What the exercise asks. Return every line below exactly as written.

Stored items
^^^^
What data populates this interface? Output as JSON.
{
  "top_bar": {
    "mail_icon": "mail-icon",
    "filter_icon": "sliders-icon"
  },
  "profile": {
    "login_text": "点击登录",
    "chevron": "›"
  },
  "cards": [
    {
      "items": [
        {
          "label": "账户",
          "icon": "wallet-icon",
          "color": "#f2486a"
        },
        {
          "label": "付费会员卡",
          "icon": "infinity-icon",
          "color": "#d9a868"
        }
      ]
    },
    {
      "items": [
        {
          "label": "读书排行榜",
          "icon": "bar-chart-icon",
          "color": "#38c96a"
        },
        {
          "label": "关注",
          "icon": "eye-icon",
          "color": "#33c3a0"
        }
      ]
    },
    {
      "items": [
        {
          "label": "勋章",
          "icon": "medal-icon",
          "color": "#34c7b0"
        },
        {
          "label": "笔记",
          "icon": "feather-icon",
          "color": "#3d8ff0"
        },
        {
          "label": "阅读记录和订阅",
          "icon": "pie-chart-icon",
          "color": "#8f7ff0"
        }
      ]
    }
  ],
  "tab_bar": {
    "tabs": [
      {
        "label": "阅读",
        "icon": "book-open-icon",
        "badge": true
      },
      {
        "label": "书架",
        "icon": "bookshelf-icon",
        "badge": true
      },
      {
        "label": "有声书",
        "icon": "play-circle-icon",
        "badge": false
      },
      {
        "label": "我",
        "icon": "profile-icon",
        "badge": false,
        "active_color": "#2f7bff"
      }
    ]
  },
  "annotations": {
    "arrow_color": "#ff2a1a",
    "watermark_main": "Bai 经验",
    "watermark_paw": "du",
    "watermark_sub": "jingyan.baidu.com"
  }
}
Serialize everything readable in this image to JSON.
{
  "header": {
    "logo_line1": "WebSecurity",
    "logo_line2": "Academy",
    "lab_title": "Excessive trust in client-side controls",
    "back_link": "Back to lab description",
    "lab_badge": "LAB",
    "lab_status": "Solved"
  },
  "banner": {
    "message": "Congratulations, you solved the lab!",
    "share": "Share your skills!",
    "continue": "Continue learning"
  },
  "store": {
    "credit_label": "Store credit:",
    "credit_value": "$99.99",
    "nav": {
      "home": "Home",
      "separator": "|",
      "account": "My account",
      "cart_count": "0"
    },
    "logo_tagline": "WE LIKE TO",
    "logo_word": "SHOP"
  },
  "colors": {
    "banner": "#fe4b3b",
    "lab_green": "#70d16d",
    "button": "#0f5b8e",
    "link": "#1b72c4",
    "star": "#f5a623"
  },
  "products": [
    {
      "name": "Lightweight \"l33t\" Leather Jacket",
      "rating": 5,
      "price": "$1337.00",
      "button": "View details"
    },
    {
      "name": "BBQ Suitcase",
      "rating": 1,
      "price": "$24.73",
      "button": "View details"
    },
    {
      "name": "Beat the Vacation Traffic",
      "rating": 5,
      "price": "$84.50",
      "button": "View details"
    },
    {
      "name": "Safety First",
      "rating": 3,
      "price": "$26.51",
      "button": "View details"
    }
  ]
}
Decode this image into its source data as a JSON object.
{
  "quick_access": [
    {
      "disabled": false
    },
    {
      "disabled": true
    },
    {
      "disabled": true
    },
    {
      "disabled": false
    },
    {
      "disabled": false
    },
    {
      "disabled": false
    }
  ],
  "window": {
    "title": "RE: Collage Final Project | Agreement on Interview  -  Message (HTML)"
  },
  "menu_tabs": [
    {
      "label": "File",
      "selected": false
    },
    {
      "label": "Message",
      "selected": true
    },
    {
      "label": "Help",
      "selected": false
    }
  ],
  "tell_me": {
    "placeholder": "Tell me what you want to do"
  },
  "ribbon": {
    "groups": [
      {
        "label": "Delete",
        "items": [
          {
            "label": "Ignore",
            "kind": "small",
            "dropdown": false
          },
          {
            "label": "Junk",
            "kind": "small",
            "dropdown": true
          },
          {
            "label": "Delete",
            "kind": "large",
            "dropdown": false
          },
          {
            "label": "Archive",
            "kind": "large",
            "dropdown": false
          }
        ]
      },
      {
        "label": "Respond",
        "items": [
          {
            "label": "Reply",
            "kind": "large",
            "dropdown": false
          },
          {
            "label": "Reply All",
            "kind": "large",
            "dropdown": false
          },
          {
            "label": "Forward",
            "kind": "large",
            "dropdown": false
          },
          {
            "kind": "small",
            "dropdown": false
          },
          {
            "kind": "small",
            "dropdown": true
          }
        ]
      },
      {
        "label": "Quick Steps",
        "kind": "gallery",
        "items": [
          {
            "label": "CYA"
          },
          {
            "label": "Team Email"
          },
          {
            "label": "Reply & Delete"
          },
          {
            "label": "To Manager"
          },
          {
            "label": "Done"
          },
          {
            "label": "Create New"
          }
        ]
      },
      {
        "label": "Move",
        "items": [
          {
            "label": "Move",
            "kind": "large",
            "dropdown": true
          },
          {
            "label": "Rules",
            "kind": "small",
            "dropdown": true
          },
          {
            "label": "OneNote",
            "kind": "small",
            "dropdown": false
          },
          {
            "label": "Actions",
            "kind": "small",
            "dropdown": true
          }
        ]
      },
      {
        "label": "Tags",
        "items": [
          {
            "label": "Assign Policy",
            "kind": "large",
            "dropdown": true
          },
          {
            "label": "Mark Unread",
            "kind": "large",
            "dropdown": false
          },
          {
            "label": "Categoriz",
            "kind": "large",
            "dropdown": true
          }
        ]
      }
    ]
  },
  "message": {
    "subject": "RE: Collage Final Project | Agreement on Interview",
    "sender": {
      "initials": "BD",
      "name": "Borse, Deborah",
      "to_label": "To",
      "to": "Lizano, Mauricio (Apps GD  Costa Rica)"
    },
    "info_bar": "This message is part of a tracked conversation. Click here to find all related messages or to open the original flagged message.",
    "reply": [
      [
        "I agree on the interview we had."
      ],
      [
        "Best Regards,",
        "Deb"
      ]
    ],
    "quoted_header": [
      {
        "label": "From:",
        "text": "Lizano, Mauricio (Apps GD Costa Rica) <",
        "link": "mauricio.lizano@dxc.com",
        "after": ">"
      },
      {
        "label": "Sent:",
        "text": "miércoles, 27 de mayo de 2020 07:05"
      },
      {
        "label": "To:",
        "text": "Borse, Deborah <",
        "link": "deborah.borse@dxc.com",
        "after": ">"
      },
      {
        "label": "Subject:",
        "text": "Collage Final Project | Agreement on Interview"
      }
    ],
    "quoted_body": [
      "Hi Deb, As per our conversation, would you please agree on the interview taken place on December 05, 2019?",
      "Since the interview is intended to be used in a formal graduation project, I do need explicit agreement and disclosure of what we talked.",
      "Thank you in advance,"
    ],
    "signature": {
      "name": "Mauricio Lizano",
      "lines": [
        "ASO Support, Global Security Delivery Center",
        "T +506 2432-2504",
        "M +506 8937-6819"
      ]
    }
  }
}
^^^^
Expected answer.
What data populates this interface? Output as JSON.
{
  "top_bar": {
    "mail_icon": "mail-icon",
    "filter_icon": "sliders-icon"
  },
  "profile": {
    "login_text": "点击登录",
    "chevron": "›"
  },
  "cards": [
    {
      "items": [
        {
          "label": "账户",
          "icon": "wallet-icon",
          "color": "#f2486a"
        },
        {
          "label": "付费会员卡",
          "icon": "infinity-icon",
          "color": "#d9a868"
        }
      ]
    },
    {
      "items": [
        {
          "label": "读书排行榜",
          "icon": "bar-chart-icon",
          "color": "#38c96a"
        },
        {
          "label": "关注",
          "icon": "eye-icon",
          "color": "#33c3a0"
        }
      ]
    },
    {
      "items": [
        {
          "label": "勋章",
          "icon": "medal-icon",
          "color": "#34c7b0"
        },
        {
          "label": "笔记",
          "icon": "feather-icon",
          "color": "#3d8ff0"
        },
        {
          "label": "阅读记录和订阅",
          "icon": "pie-chart-icon",
          "color": "#8f7ff0"
        }
      ]
    }
  ],
  "tab_bar": {
    "tabs": [
      {
        "label": "阅读",
        "icon": "book-open-icon",
        "badge": true
      },
      {
        "label": "书架",
        "icon": "bookshelf-icon",
        "badge": true
      },
      {
        "label": "有声书",
        "icon": "play-circle-icon",
        "badge": false
      },
      {
        "label": "我",
        "icon": "profile-icon",
        "badge": false,
        "active_color": "#2f7bff"
      }
    ]
  },
  "annotations": {
    "arrow_color": "#ff2a1a",
    "watermark_main": "Bai 经验",
    "watermark_paw": "du",
    "watermark_sub": "jingyan.baidu.com"
  }
}
Serialize everything readable in this image to JSON.
{
  "header": {
    "logo_line1": "WebSecurity",
    "logo_line2": "Academy",
    "lab_title": "Excessive trust in client-side controls",
    "back_link": "Back to lab description",
    "lab_badge": "LAB",
    "lab_status": "Solved"
  },
  "banner": {
    "message": "Congratulations, you solved the lab!",
    "share": "Share your skills!",
    "continue": "Continue learning"
  },
  "store": {
    "credit_label": "Store credit:",
    "credit_value": "$99.99",
    "nav": {
      "home": "Home",
      "separator": "|",
      "account": "My account",
      "cart_count": "0"
    },
    "logo_tagline": "WE LIKE TO",
    "logo_word": "SHOP"
  },
  "colors": {
    "banner": "#fe4b3b",
    "lab_green": "#70d16d",
    "button": "#0f5b8e",
    "link": "#1b72c4",
    "star": "#f5a623"
  },
  "products": [
    {
      "name": "Lightweight \"l33t\" Leather Jacket",
      "rating": 5,
      "price": "$1337.00",
      "button": "View details"
    },
    {
      "name": "BBQ Suitcase",
      "rating": 1,
      "price": "$24.73",
      "button": "View details"
    },
    {
      "name": "Beat the Vacation Traffic",
      "rating": 5,
      "price": "$84.50",
      "button": "View details"
    },
    {
      "name": "Safety First",
      "rating": 3,
      "price": "$26.51",
      "button": "View details"
    }
  ]
}
Decode this image into its source data as a JSON object.
{
  "quick_access": [
    {
      "disabled": false
    },
    {
      "disabled": true
    },
    {
      "disabled": true
    },
    {
      "disabled": false
    },
    {
      "disabled": false
    },
    {
      "disabled": false
    }
  ],
  "window": {
    "title": "RE: Collage Final Project | Agreement on Interview  -  Message (HTML)"
  },
  "menu_tabs": [
    {
      "label": "File",
      "selected": false
    },
    {
      "label": "Message",
      "selected": true
    },
    {
      "label": "Help",
      "selected": false
    }
  ],
  "tell_me": {
    "placeholder": "Tell me what you want to do"
  },
  "ribbon": {
    "groups": [
      {
        "label": "Delete",
        "items": [
          {
            "label": "Ignore",
            "kind": "small",
            "dropdown": false
          },
          {
            "label": "Junk",
            "kind": "small",
            "dropdown": true
          },
          {
            "label": "Delete",
            "kind": "large",
            "dropdown": false
          },
          {
            "label": "Archive",
            "kind": "large",
            "dropdown": false
          }
        ]
      },
      {
        "label": "Respond",
        "items": [
          {
            "label": "Reply",
            "kind": "large",
            "dropdown": false
          },
          {
            "label": "Reply All",
            "kind": "large",
            "dropdown": false
          },
          {
            "label": "Forward",
            "kind": "large",
            "dropdown": false
          },
          {
            "kind": "small",
            "dropdown": false
          },
          {
            "kind": "small",
            "dropdown": true
          }
        ]
      },
      {
        "label": "Quick Steps",
        "kind": "gallery",
        "items": [
          {
            "label": "CYA"
          },
          {
            "label": "Team Email"
          },
          {
            "label": "Reply & Delete"
          },
          {
            "label": "To Manager"
          },
          {
            "label": "Done"
          },
          {
            "label": "Create New"
          }
        ]
      },
      {
        "label": "Move",
        "items": [
          {
            "label": "Move",
            "kind": "large",
            "dropdown": true
          },
          {
            "label": "Rules",
            "kind": "small",
            "dropdown": true
          },
          {
            "label": "OneNote",
            "kind": "small",
            "dropdown": false
          },
          {
            "label": "Actions",
            "kind": "small",
            "dropdown": true
          }
        ]
      },
      {
        "label": "Tags",
        "items": [
          {
            "label": "Assign Policy",
            "kind": "large",
            "dropdown": true
          },
          {
            "label": "Mark Unread",
            "kind": "large",
            "dropdown": false
          },
          {
            "label": "Categoriz",
            "kind": "large",
            "dropdown": true
          }
        ]
      }
    ]
  },
  "message": {
    "subject": "RE: Collage Final Project | Agreement on Interview",
    "sender": {
      "initials": "BD",
      "name": "Borse, Deborah",
      "to_label": "To",
      "to": "Lizano, Mauricio (Apps GD  Costa Rica)"
    },
    "info_bar": "This message is part of a tracked conversation. Click here to find all related messages or to open the original flagged message.",
    "reply": [
      [
        "I agree on the interview we had."
      ],
      [
        "Best Regards,",
        "Deb"
      ]
    ],
    "quoted_header": [
      {
        "label": "From:",
        "text": "Lizano, Mauricio (Apps GD Costa Rica) <",
        "link": "mauricio.lizano@dxc.com",
        "after": ">"
      },
      {
        "label": "Sent:",
        "text": "miércoles, 27 de mayo de 2020 07:05"
      },
      {
        "label": "To:",
        "text": "Borse, Deborah <",
        "link": "deborah.borse@dxc.com",
        "after": ">"
      },
      {
        "label": "Subject:",
        "text": "Collage Final Project | Agreement on Interview"
      }
    ],
    "quoted_body": [
      "Hi Deb, As per our conversation, would you please agree on the interview taken place on December 05, 2019?",
      "Since the interview is intended to be used in a formal graduation project, I do need explicit agreement and disclosure of what we talked.",
      "Thank you in advance,"
    ],
    "signature": {
      "name": "Mauricio Lizano",
      "lines": [
        "ASO Support, Global Security Delivery Center",
        "T +506 2432-2504",
        "M +506 8937-6819"
      ]
    }
  }
}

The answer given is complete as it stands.